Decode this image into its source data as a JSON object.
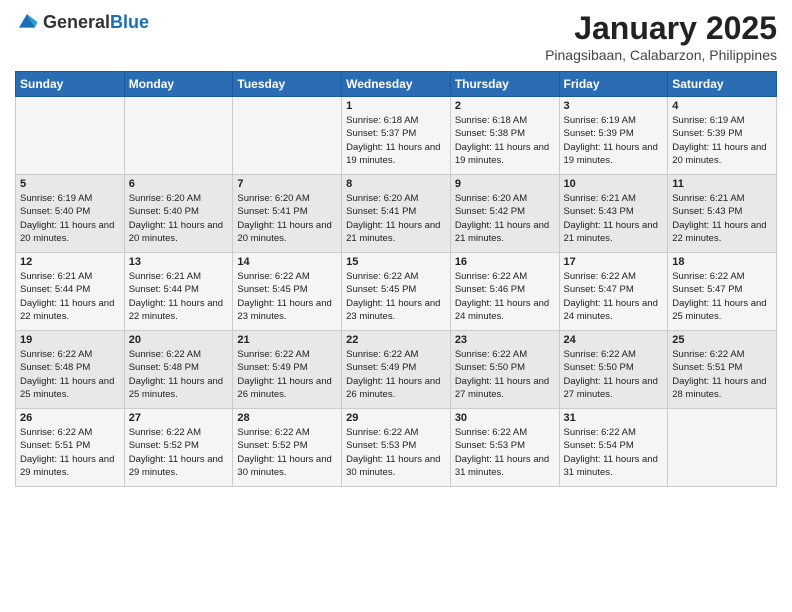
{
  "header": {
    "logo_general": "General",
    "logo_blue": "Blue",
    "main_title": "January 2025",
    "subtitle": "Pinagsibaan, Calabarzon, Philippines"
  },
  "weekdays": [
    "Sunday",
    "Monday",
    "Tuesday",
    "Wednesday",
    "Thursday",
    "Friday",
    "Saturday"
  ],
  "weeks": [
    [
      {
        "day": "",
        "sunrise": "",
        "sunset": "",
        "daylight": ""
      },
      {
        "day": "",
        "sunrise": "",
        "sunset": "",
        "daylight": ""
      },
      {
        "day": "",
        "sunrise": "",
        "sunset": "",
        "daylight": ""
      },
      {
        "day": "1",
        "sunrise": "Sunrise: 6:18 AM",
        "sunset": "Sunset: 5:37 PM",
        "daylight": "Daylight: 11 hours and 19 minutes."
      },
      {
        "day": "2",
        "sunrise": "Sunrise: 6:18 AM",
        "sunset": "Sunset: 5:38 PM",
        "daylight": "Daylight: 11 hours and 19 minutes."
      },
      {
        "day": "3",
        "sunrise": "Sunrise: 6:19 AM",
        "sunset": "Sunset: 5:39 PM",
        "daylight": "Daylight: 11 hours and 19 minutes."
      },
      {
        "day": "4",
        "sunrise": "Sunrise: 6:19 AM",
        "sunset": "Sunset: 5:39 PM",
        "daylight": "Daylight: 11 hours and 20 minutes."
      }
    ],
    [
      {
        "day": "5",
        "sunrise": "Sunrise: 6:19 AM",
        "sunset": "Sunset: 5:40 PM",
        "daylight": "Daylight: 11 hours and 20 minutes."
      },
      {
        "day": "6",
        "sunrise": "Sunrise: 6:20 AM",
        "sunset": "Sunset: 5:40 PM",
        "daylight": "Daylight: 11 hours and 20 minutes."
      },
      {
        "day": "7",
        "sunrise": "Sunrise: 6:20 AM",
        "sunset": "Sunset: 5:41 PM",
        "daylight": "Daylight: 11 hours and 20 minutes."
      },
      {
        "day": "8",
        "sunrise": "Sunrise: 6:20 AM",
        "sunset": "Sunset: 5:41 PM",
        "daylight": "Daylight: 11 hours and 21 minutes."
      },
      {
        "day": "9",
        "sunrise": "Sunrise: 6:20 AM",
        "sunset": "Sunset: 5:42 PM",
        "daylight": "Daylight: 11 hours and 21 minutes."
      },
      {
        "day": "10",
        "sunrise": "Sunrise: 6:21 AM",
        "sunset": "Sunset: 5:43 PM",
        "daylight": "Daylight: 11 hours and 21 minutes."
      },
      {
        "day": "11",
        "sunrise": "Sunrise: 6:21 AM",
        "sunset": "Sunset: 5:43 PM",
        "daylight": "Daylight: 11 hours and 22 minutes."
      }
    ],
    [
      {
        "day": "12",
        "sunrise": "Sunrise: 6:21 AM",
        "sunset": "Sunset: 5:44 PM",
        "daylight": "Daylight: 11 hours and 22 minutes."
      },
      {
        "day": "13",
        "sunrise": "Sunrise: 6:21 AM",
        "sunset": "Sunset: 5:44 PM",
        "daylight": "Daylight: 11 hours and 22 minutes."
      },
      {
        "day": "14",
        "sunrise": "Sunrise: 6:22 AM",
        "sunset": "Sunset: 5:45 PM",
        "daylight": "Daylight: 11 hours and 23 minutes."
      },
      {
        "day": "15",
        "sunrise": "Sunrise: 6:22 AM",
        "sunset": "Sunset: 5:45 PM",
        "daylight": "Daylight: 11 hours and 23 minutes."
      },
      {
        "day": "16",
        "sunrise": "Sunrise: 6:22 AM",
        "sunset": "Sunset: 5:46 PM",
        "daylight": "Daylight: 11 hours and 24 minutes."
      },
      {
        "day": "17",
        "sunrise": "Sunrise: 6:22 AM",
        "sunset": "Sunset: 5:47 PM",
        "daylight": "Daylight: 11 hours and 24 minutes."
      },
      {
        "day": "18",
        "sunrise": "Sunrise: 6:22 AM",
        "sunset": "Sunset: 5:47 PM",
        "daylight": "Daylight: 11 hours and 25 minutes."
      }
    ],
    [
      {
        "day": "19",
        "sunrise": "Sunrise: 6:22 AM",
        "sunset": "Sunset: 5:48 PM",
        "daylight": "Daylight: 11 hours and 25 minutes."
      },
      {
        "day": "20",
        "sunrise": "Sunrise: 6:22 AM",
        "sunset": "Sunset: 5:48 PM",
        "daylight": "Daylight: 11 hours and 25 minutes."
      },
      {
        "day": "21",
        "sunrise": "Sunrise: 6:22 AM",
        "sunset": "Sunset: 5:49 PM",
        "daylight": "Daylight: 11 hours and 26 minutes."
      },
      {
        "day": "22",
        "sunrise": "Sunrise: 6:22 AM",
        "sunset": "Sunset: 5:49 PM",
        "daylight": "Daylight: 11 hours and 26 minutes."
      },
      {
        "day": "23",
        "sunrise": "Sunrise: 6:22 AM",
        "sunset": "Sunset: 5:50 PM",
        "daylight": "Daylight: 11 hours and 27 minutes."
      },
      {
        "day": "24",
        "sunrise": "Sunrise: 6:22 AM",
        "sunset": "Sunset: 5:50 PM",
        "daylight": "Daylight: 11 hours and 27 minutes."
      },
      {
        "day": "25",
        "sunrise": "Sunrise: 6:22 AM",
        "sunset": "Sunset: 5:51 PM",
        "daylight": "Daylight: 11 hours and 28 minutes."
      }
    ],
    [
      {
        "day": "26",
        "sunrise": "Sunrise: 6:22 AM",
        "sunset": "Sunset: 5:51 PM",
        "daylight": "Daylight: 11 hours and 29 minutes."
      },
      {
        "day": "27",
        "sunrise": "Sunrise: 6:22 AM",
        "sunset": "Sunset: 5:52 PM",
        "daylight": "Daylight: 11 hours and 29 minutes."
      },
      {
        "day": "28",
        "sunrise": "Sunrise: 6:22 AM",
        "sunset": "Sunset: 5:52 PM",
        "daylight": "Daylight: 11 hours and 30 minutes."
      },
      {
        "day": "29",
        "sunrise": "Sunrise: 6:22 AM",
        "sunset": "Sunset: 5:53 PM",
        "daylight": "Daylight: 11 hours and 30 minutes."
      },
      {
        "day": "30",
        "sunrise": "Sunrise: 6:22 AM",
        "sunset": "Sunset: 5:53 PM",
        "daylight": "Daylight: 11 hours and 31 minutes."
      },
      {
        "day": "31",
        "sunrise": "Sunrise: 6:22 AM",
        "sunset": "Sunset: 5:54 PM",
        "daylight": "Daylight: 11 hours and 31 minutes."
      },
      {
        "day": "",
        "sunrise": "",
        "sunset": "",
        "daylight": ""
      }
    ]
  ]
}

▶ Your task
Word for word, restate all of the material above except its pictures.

▶ Solution for this problem
Decode this image into its source data as a JSON object.
{
  "header": {
    "logo_general": "General",
    "logo_blue": "Blue",
    "main_title": "January 2025",
    "subtitle": "Pinagsibaan, Calabarzon, Philippines"
  },
  "weekdays": [
    "Sunday",
    "Monday",
    "Tuesday",
    "Wednesday",
    "Thursday",
    "Friday",
    "Saturday"
  ],
  "weeks": [
    [
      {
        "day": "",
        "sunrise": "",
        "sunset": "",
        "daylight": ""
      },
      {
        "day": "",
        "sunrise": "",
        "sunset": "",
        "daylight": ""
      },
      {
        "day": "",
        "sunrise": "",
        "sunset": "",
        "daylight": ""
      },
      {
        "day": "1",
        "sunrise": "Sunrise: 6:18 AM",
        "sunset": "Sunset: 5:37 PM",
        "daylight": "Daylight: 11 hours and 19 minutes."
      },
      {
        "day": "2",
        "sunrise": "Sunrise: 6:18 AM",
        "sunset": "Sunset: 5:38 PM",
        "daylight": "Daylight: 11 hours and 19 minutes."
      },
      {
        "day": "3",
        "sunrise": "Sunrise: 6:19 AM",
        "sunset": "Sunset: 5:39 PM",
        "daylight": "Daylight: 11 hours and 19 minutes."
      },
      {
        "day": "4",
        "sunrise": "Sunrise: 6:19 AM",
        "sunset": "Sunset: 5:39 PM",
        "daylight": "Daylight: 11 hours and 20 minutes."
      }
    ],
    [
      {
        "day": "5",
        "sunrise": "Sunrise: 6:19 AM",
        "sunset": "Sunset: 5:40 PM",
        "daylight": "Daylight: 11 hours and 20 minutes."
      },
      {
        "day": "6",
        "sunrise": "Sunrise: 6:20 AM",
        "sunset": "Sunset: 5:40 PM",
        "daylight": "Daylight: 11 hours and 20 minutes."
      },
      {
        "day": "7",
        "sunrise": "Sunrise: 6:20 AM",
        "sunset": "Sunset: 5:41 PM",
        "daylight": "Daylight: 11 hours and 20 minutes."
      },
      {
        "day": "8",
        "sunrise": "Sunrise: 6:20 AM",
        "sunset": "Sunset: 5:41 PM",
        "daylight": "Daylight: 11 hours and 21 minutes."
      },
      {
        "day": "9",
        "sunrise": "Sunrise: 6:20 AM",
        "sunset": "Sunset: 5:42 PM",
        "daylight": "Daylight: 11 hours and 21 minutes."
      },
      {
        "day": "10",
        "sunrise": "Sunrise: 6:21 AM",
        "sunset": "Sunset: 5:43 PM",
        "daylight": "Daylight: 11 hours and 21 minutes."
      },
      {
        "day": "11",
        "sunrise": "Sunrise: 6:21 AM",
        "sunset": "Sunset: 5:43 PM",
        "daylight": "Daylight: 11 hours and 22 minutes."
      }
    ],
    [
      {
        "day": "12",
        "sunrise": "Sunrise: 6:21 AM",
        "sunset": "Sunset: 5:44 PM",
        "daylight": "Daylight: 11 hours and 22 minutes."
      },
      {
        "day": "13",
        "sunrise": "Sunrise: 6:21 AM",
        "sunset": "Sunset: 5:44 PM",
        "daylight": "Daylight: 11 hours and 22 minutes."
      },
      {
        "day": "14",
        "sunrise": "Sunrise: 6:22 AM",
        "sunset": "Sunset: 5:45 PM",
        "daylight": "Daylight: 11 hours and 23 minutes."
      },
      {
        "day": "15",
        "sunrise": "Sunrise: 6:22 AM",
        "sunset": "Sunset: 5:45 PM",
        "daylight": "Daylight: 11 hours and 23 minutes."
      },
      {
        "day": "16",
        "sunrise": "Sunrise: 6:22 AM",
        "sunset": "Sunset: 5:46 PM",
        "daylight": "Daylight: 11 hours and 24 minutes."
      },
      {
        "day": "17",
        "sunrise": "Sunrise: 6:22 AM",
        "sunset": "Sunset: 5:47 PM",
        "daylight": "Daylight: 11 hours and 24 minutes."
      },
      {
        "day": "18",
        "sunrise": "Sunrise: 6:22 AM",
        "sunset": "Sunset: 5:47 PM",
        "daylight": "Daylight: 11 hours and 25 minutes."
      }
    ],
    [
      {
        "day": "19",
        "sunrise": "Sunrise: 6:22 AM",
        "sunset": "Sunset: 5:48 PM",
        "daylight": "Daylight: 11 hours and 25 minutes."
      },
      {
        "day": "20",
        "sunrise": "Sunrise: 6:22 AM",
        "sunset": "Sunset: 5:48 PM",
        "daylight": "Daylight: 11 hours and 25 minutes."
      },
      {
        "day": "21",
        "sunrise": "Sunrise: 6:22 AM",
        "sunset": "Sunset: 5:49 PM",
        "daylight": "Daylight: 11 hours and 26 minutes."
      },
      {
        "day": "22",
        "sunrise": "Sunrise: 6:22 AM",
        "sunset": "Sunset: 5:49 PM",
        "daylight": "Daylight: 11 hours and 26 minutes."
      },
      {
        "day": "23",
        "sunrise": "Sunrise: 6:22 AM",
        "sunset": "Sunset: 5:50 PM",
        "daylight": "Daylight: 11 hours and 27 minutes."
      },
      {
        "day": "24",
        "sunrise": "Sunrise: 6:22 AM",
        "sunset": "Sunset: 5:50 PM",
        "daylight": "Daylight: 11 hours and 27 minutes."
      },
      {
        "day": "25",
        "sunrise": "Sunrise: 6:22 AM",
        "sunset": "Sunset: 5:51 PM",
        "daylight": "Daylight: 11 hours and 28 minutes."
      }
    ],
    [
      {
        "day": "26",
        "sunrise": "Sunrise: 6:22 AM",
        "sunset": "Sunset: 5:51 PM",
        "daylight": "Daylight: 11 hours and 29 minutes."
      },
      {
        "day": "27",
        "sunrise": "Sunrise: 6:22 AM",
        "sunset": "Sunset: 5:52 PM",
        "daylight": "Daylight: 11 hours and 29 minutes."
      },
      {
        "day": "28",
        "sunrise": "Sunrise: 6:22 AM",
        "sunset": "Sunset: 5:52 PM",
        "daylight": "Daylight: 11 hours and 30 minutes."
      },
      {
        "day": "29",
        "sunrise": "Sunrise: 6:22 AM",
        "sunset": "Sunset: 5:53 PM",
        "daylight": "Daylight: 11 hours and 30 minutes."
      },
      {
        "day": "30",
        "sunrise": "Sunrise: 6:22 AM",
        "sunset": "Sunset: 5:53 PM",
        "daylight": "Daylight: 11 hours and 31 minutes."
      },
      {
        "day": "31",
        "sunrise": "Sunrise: 6:22 AM",
        "sunset": "Sunset: 5:54 PM",
        "daylight": "Daylight: 11 hours and 31 minutes."
      },
      {
        "day": "",
        "sunrise": "",
        "sunset": "",
        "daylight": ""
      }
    ]
  ]
}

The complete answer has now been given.